# EXERCISE OBJECTIVE
Would you set down every entry shown below, precisely as written?

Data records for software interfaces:

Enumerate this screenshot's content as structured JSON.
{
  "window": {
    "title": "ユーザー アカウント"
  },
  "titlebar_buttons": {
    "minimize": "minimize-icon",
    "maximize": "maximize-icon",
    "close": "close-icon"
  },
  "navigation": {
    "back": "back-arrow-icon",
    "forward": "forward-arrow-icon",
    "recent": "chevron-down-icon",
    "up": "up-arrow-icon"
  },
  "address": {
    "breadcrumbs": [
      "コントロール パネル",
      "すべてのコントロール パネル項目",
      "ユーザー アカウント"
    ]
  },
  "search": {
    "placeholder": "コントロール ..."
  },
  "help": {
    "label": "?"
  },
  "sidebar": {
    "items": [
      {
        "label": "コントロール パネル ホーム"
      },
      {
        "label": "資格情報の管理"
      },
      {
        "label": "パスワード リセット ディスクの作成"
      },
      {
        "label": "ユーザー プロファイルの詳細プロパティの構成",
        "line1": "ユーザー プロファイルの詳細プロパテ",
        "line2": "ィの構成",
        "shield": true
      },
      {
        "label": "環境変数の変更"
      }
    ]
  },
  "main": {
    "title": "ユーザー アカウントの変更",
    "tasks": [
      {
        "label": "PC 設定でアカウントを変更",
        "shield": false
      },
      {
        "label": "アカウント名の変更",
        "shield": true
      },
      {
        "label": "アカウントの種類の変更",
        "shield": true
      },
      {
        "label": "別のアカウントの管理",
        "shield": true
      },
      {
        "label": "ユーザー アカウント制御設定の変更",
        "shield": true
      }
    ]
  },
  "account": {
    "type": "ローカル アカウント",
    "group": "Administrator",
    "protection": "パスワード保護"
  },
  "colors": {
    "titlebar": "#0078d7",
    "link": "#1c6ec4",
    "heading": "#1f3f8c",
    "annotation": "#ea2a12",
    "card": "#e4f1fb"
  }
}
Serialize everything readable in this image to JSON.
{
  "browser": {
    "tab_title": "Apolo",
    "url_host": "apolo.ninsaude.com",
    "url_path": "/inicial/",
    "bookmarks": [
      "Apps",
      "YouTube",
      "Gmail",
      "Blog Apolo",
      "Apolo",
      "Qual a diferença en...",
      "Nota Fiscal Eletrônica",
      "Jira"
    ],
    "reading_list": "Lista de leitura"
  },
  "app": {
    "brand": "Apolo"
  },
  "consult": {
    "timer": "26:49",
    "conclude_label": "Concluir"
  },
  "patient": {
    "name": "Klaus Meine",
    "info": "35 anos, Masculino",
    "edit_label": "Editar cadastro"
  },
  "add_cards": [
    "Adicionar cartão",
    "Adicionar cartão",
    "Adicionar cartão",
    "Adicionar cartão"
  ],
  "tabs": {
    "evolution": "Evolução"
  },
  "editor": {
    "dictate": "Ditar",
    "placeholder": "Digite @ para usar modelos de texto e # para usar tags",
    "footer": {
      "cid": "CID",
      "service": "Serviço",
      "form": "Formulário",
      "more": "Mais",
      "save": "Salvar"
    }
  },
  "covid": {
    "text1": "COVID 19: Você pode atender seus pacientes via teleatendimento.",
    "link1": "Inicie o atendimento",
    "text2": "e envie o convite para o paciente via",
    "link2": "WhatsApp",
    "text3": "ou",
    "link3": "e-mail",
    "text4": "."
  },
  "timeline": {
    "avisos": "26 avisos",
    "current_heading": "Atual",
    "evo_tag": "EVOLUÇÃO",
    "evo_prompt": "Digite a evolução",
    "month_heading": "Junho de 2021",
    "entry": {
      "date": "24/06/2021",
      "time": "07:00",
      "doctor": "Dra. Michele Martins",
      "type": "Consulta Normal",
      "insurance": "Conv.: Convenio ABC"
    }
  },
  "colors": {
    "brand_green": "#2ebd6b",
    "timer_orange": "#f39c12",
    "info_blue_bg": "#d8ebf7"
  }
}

# TASK RESULT
Enumerate this screenshot's content as structured JSON.
{
  "window": {
    "title": "ユーザー アカウント"
  },
  "titlebar_buttons": {
    "minimize": "minimize-icon",
    "maximize": "maximize-icon",
    "close": "close-icon"
  },
  "navigation": {
    "back": "back-arrow-icon",
    "forward": "forward-arrow-icon",
    "recent": "chevron-down-icon",
    "up": "up-arrow-icon"
  },
  "address": {
    "breadcrumbs": [
      "コントロール パネル",
      "すべてのコントロール パネル項目",
      "ユーザー アカウント"
    ]
  },
  "search": {
    "placeholder": "コントロール ..."
  },
  "help": {
    "label": "?"
  },
  "sidebar": {
    "items": [
      {
        "label": "コントロール パネル ホーム"
      },
      {
        "label": "資格情報の管理"
      },
      {
        "label": "パスワード リセット ディスクの作成"
      },
      {
        "label": "ユーザー プロファイルの詳細プロパティの構成",
        "line1": "ユーザー プロファイルの詳細プロパテ",
        "line2": "ィの構成",
        "shield": true
      },
      {
        "label": "環境変数の変更"
      }
    ]
  },
  "main": {
    "title": "ユーザー アカウントの変更",
    "tasks": [
      {
        "label": "PC 設定でアカウントを変更",
        "shield": false
      },
      {
        "label": "アカウント名の変更",
        "shield": true
      },
      {
        "label": "アカウントの種類の変更",
        "shield": true
      },
      {
        "label": "別のアカウントの管理",
        "shield": true
      },
      {
        "label": "ユーザー アカウント制御設定の変更",
        "shield": true
      }
    ]
  },
  "account": {
    "type": "ローカル アカウント",
    "group": "Administrator",
    "protection": "パスワード保護"
  },
  "colors": {
    "titlebar": "#0078d7",
    "link": "#1c6ec4",
    "heading": "#1f3f8c",
    "annotation": "#ea2a12",
    "card": "#e4f1fb"
  }
}
Serialize everything readable in this image to JSON.
{
  "browser": {
    "tab_title": "Apolo",
    "url_host": "apolo.ninsaude.com",
    "url_path": "/inicial/",
    "bookmarks": [
      "Apps",
      "YouTube",
      "Gmail",
      "Blog Apolo",
      "Apolo",
      "Qual a diferença en...",
      "Nota Fiscal Eletrônica",
      "Jira"
    ],
    "reading_list": "Lista de leitura"
  },
  "app": {
    "brand": "Apolo"
  },
  "consult": {
    "timer": "26:49",
    "conclude_label": "Concluir"
  },
  "patient": {
    "name": "Klaus Meine",
    "info": "35 anos, Masculino",
    "edit_label": "Editar cadastro"
  },
  "add_cards": [
    "Adicionar cartão",
    "Adicionar cartão",
    "Adicionar cartão",
    "Adicionar cartão"
  ],
  "tabs": {
    "evolution": "Evolução"
  },
  "editor": {
    "dictate": "Ditar",
    "placeholder": "Digite @ para usar modelos de texto e # para usar tags",
    "footer": {
      "cid": "CID",
      "service": "Serviço",
      "form": "Formulário",
      "more": "Mais",
      "save": "Salvar"
    }
  },
  "covid": {
    "text1": "COVID 19: Você pode atender seus pacientes via teleatendimento.",
    "link1": "Inicie o atendimento",
    "text2": "e envie o convite para o paciente via",
    "link2": "WhatsApp",
    "text3": "ou",
    "link3": "e-mail",
    "text4": "."
  },
  "timeline": {
    "avisos": "26 avisos",
    "current_heading": "Atual",
    "evo_tag": "EVOLUÇÃO",
    "evo_prompt": "Digite a evolução",
    "month_heading": "Junho de 2021",
    "entry": {
      "date": "24/06/2021",
      "time": "07:00",
      "doctor": "Dra. Michele Martins",
      "type": "Consulta Normal",
      "insurance": "Conv.: Convenio ABC"
    }
  },
  "colors": {
    "brand_green": "#2ebd6b",
    "timer_orange": "#f39c12",
    "info_blue_bg": "#d8ebf7"
  }
}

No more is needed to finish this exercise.